It may be easy to surmise in reading Gromier’s talk that the man was just a curmudgeon opposed in principle to all novelty. Yet he does not argue entirely against the reform of the times of the Triduum, even as he protests against the removal of them from the context of their fasting discipline and Breviary accompaniment. He does not argue against the distribution of Communion at the Good Friday Liturgy of the Presanctified, even as he lambastes the rubric of eating the Host without also drinking the ablutions associated with it, as if anyone ever ate without drinking. The impression that comes across is that Gromier issues a pointed challenge to the pastorals to provide better theological, historical and practical rationales for all they accomplished during the reform.
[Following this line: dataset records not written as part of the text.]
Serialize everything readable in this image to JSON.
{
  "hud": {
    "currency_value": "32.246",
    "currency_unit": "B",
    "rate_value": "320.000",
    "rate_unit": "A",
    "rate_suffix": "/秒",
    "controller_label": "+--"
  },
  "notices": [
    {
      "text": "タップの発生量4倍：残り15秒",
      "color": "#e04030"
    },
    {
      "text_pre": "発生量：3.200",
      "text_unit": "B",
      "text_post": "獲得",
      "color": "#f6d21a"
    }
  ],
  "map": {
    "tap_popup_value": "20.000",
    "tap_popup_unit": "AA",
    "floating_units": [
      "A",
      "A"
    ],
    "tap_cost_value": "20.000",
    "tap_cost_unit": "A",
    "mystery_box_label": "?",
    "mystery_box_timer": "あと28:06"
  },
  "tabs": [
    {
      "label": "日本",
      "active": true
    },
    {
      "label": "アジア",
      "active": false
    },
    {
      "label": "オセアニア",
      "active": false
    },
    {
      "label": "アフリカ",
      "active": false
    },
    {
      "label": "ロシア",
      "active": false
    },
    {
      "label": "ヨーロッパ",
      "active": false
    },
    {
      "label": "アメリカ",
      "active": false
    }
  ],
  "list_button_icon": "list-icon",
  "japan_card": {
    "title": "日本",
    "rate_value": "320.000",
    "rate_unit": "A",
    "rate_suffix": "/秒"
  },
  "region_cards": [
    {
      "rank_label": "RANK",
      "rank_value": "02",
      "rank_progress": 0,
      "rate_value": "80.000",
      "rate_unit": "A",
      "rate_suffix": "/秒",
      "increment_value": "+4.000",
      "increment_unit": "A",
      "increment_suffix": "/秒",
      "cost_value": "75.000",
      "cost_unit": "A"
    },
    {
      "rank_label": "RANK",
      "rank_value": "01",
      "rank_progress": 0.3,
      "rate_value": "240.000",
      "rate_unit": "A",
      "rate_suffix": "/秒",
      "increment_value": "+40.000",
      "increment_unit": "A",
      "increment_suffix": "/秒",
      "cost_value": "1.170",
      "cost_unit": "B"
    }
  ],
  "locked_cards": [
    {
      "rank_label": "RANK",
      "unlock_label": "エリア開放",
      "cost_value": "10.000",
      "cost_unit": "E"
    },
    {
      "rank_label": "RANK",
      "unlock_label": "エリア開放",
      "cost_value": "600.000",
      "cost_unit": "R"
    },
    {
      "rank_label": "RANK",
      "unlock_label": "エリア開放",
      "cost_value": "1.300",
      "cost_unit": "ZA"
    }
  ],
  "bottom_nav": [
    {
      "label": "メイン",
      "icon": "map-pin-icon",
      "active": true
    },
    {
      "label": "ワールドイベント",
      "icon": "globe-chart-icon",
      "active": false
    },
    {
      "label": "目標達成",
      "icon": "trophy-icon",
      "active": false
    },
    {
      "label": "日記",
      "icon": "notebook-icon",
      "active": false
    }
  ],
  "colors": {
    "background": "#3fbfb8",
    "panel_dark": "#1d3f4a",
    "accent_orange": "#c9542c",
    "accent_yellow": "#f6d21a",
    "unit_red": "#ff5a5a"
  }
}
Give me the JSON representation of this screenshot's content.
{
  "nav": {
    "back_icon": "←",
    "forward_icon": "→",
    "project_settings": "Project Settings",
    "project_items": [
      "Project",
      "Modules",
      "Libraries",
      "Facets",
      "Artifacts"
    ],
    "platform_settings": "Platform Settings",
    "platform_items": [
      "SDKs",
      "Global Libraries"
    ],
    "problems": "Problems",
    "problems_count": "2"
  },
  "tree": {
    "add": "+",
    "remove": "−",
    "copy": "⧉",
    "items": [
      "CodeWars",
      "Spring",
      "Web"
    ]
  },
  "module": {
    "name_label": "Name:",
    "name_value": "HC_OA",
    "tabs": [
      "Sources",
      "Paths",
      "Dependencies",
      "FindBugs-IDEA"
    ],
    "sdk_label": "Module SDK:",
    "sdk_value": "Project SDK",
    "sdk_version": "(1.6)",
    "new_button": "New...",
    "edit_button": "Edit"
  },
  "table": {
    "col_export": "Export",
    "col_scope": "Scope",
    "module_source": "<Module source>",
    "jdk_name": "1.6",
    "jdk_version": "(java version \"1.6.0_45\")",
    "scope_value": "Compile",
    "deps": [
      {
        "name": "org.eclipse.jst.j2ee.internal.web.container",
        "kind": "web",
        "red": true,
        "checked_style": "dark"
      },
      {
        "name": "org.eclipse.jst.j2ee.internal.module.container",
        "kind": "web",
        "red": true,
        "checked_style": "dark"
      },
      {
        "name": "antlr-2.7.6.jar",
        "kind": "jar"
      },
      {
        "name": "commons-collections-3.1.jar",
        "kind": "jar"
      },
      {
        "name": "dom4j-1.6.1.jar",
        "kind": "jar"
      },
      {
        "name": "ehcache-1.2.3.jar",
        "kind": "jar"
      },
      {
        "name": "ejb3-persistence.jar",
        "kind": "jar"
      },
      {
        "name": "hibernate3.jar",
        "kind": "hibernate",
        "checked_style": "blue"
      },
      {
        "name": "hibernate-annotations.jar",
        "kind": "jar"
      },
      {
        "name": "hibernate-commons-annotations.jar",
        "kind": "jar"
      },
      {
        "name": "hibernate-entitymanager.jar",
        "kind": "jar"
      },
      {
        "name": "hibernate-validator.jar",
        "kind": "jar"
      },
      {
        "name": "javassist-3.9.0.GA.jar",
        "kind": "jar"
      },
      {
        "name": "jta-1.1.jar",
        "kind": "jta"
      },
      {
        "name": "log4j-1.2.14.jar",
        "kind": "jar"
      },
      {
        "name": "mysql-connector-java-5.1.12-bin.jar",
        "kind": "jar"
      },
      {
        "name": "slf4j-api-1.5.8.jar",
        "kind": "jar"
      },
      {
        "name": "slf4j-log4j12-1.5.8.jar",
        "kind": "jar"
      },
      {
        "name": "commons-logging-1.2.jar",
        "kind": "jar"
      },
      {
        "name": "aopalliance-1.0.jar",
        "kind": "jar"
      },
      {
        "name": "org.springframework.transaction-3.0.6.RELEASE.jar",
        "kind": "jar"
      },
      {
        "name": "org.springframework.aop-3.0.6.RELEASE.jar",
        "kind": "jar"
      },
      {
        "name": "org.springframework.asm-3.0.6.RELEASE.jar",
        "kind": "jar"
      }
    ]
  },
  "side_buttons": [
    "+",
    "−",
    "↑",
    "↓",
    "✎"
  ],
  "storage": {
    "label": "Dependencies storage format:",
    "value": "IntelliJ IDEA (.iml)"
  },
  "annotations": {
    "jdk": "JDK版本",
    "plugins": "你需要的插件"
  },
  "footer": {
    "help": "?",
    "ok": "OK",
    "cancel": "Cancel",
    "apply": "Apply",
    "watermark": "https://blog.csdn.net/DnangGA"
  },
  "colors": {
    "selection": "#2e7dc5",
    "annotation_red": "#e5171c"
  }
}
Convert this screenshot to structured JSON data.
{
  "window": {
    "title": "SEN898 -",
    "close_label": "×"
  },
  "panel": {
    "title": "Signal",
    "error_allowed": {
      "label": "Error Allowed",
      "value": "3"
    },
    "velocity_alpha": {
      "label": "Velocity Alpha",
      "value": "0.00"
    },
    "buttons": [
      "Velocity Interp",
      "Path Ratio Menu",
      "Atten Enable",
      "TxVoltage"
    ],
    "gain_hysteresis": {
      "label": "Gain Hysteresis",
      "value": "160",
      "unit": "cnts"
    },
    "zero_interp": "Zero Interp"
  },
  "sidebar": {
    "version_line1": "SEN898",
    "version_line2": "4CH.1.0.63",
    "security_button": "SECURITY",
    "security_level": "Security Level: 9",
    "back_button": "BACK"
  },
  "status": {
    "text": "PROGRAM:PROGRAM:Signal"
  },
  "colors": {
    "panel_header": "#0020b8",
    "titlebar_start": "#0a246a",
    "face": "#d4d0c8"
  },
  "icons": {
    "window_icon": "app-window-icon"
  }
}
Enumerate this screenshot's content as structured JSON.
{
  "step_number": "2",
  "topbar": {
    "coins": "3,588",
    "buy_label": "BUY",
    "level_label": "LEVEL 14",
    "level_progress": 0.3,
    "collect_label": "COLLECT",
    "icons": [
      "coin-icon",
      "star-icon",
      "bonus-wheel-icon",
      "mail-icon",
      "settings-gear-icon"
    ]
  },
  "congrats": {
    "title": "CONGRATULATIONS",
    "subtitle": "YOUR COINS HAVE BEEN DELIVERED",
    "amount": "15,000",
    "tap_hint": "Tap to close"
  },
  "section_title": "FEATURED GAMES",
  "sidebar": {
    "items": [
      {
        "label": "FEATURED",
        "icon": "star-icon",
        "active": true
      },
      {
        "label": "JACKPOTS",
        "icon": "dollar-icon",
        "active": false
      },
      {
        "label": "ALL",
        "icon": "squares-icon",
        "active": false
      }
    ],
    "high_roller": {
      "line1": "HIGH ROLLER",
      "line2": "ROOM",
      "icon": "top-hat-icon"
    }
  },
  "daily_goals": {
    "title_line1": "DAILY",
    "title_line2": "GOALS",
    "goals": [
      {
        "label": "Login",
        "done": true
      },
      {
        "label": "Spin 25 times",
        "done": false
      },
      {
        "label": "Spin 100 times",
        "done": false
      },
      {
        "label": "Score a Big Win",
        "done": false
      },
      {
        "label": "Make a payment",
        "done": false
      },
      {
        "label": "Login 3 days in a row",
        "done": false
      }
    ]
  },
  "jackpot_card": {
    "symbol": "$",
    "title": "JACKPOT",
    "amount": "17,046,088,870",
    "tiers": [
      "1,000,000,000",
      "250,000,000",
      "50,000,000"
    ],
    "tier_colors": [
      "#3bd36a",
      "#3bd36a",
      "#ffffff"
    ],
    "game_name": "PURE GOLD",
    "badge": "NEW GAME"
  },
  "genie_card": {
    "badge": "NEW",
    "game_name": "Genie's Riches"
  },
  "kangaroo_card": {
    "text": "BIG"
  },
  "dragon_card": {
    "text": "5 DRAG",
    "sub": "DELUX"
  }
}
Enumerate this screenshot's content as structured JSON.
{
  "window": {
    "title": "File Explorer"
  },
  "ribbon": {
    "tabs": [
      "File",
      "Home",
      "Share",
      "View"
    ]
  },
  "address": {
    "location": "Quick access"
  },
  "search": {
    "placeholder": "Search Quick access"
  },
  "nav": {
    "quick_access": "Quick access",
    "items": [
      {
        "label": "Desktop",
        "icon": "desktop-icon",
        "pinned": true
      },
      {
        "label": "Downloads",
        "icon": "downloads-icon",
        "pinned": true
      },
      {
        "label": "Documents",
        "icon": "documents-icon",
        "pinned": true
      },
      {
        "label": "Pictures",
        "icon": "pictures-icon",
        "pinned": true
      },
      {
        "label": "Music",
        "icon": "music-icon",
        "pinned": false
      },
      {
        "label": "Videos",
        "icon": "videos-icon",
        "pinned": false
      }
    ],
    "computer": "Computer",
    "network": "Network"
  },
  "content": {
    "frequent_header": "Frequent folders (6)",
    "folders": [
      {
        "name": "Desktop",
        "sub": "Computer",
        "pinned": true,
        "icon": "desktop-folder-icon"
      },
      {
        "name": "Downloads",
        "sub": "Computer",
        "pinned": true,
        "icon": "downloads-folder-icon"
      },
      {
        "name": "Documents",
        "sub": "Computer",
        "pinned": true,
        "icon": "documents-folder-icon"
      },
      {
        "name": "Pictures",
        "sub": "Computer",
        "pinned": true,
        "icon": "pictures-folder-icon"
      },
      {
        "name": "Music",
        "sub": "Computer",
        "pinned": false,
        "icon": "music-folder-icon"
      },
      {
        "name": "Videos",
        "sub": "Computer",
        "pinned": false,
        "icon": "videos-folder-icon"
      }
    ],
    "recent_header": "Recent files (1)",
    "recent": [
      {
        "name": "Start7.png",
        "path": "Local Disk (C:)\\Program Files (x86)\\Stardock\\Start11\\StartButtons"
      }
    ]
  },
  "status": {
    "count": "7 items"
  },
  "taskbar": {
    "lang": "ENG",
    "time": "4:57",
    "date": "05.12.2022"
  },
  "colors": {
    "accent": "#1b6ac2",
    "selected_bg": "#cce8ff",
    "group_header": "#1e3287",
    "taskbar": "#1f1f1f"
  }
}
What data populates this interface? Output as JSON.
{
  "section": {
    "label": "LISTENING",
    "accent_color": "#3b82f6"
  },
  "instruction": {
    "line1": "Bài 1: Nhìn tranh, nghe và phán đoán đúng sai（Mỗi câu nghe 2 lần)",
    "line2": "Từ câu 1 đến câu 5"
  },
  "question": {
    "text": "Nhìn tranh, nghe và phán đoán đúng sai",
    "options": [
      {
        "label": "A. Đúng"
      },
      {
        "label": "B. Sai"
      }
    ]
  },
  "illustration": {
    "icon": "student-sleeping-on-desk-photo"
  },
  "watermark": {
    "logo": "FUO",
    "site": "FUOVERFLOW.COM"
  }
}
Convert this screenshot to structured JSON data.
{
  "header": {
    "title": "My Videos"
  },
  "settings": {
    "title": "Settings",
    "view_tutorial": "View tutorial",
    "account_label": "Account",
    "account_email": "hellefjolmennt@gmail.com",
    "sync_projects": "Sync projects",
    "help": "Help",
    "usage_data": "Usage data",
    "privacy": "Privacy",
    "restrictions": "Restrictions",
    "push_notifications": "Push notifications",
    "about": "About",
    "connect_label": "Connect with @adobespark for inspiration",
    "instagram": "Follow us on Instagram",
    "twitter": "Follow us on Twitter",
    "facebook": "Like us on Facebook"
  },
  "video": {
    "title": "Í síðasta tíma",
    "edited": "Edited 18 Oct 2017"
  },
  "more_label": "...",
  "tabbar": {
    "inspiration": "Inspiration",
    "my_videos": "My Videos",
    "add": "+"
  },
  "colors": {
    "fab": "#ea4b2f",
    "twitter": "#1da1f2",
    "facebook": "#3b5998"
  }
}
As Gromier declares, “Certain modifications of tradition, so well-known, are just as dishonest as they are daring.” It is a lapidary statement, meant to provoke. Fifty-two years after he made it, these words still provoke strong reactions. If we are to explore how Vatican II is an exercise in continuity with the tradition, and to see how the liturgy can be reformed and still be in conformity with the tradition, we must go back to the sources. Far from accepting tout court the accepted history of the liturgical reform and Vatican II as proffered by the Bologna School and the Liturgical Establishment, we have an opportunity for true ressourcement. We need not discard the words of criticism of the liturgical reform, whether it be Léon Gromier’s often acerbic analysis of the changes in the liturgy in the pre-Vatican II period, or the linguistic observations of those who express reservations against the new English translation of the third editio typica of the Pauline Missale Romanum. All of these critiques should be entertained, not out of a sense of ideological protest or loyal dissent, but in an effort to serenely ascertain what has happened, why it happened, and how to recover the spirit of the liturgy, ever ancient and ever new, for today and tomorrow.